◆ **Task prompt**
Copy every line from the records below that carries the word "title".
[Data shown]
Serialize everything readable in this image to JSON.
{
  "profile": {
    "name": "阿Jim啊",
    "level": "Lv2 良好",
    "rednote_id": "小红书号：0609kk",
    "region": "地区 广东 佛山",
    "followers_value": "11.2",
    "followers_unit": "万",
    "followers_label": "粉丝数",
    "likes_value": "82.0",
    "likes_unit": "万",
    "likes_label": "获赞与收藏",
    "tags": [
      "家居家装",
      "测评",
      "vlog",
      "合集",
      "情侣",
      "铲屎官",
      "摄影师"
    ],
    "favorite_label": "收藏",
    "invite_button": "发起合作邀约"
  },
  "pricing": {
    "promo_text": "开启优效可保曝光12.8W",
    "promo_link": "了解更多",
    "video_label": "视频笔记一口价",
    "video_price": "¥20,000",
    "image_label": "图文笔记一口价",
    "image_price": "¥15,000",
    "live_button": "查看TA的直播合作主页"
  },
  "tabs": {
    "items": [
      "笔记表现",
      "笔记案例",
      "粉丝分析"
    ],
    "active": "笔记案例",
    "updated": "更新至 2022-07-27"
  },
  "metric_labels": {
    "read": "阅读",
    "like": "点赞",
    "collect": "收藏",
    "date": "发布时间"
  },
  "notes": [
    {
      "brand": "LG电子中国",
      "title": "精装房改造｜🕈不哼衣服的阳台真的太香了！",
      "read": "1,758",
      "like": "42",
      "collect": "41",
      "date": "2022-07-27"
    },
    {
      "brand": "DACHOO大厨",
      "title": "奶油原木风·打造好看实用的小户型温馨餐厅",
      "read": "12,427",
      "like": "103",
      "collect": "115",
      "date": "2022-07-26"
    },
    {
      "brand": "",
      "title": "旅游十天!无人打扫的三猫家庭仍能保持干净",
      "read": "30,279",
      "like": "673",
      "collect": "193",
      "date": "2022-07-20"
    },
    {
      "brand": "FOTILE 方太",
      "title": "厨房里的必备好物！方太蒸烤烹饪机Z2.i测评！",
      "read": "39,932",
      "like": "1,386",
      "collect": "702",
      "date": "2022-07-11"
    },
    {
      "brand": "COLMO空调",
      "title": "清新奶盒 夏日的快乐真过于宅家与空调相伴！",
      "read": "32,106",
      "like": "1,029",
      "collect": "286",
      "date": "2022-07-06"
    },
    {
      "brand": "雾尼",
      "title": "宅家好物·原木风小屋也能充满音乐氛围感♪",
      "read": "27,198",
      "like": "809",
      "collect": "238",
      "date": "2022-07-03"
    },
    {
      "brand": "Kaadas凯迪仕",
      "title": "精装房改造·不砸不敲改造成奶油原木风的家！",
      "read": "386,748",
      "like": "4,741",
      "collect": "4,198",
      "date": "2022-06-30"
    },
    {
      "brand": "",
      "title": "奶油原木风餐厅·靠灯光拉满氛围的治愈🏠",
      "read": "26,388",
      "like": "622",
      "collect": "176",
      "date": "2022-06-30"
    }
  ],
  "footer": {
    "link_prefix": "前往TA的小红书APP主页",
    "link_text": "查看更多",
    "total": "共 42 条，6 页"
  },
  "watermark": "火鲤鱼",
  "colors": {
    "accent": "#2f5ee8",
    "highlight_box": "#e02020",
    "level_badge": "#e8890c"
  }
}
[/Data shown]
◆ **Answer section**
      "title": "精装房改造｜🕈不哼衣服的阳台真的太香了！",
      "title": "奶油原木风·打造好看实用的小户型温馨餐厅",
      "title": "旅游十天!无人打扫的三猫家庭仍能保持干净",
      "title": "厨房里的必备好物！方太蒸烤烹饪机Z2.i测评！",
      "title": "清新奶盒 夏日的快乐真过于宅家与空调相伴！",
      "title": "宅家好物·原木风小屋也能充满音乐氛围感♪",
      "title": "精装房改造·不砸不敲改造成奶油原木风的家！",
      "title": "奶油原木风餐厅·靠灯光拉满氛围的治愈🏠",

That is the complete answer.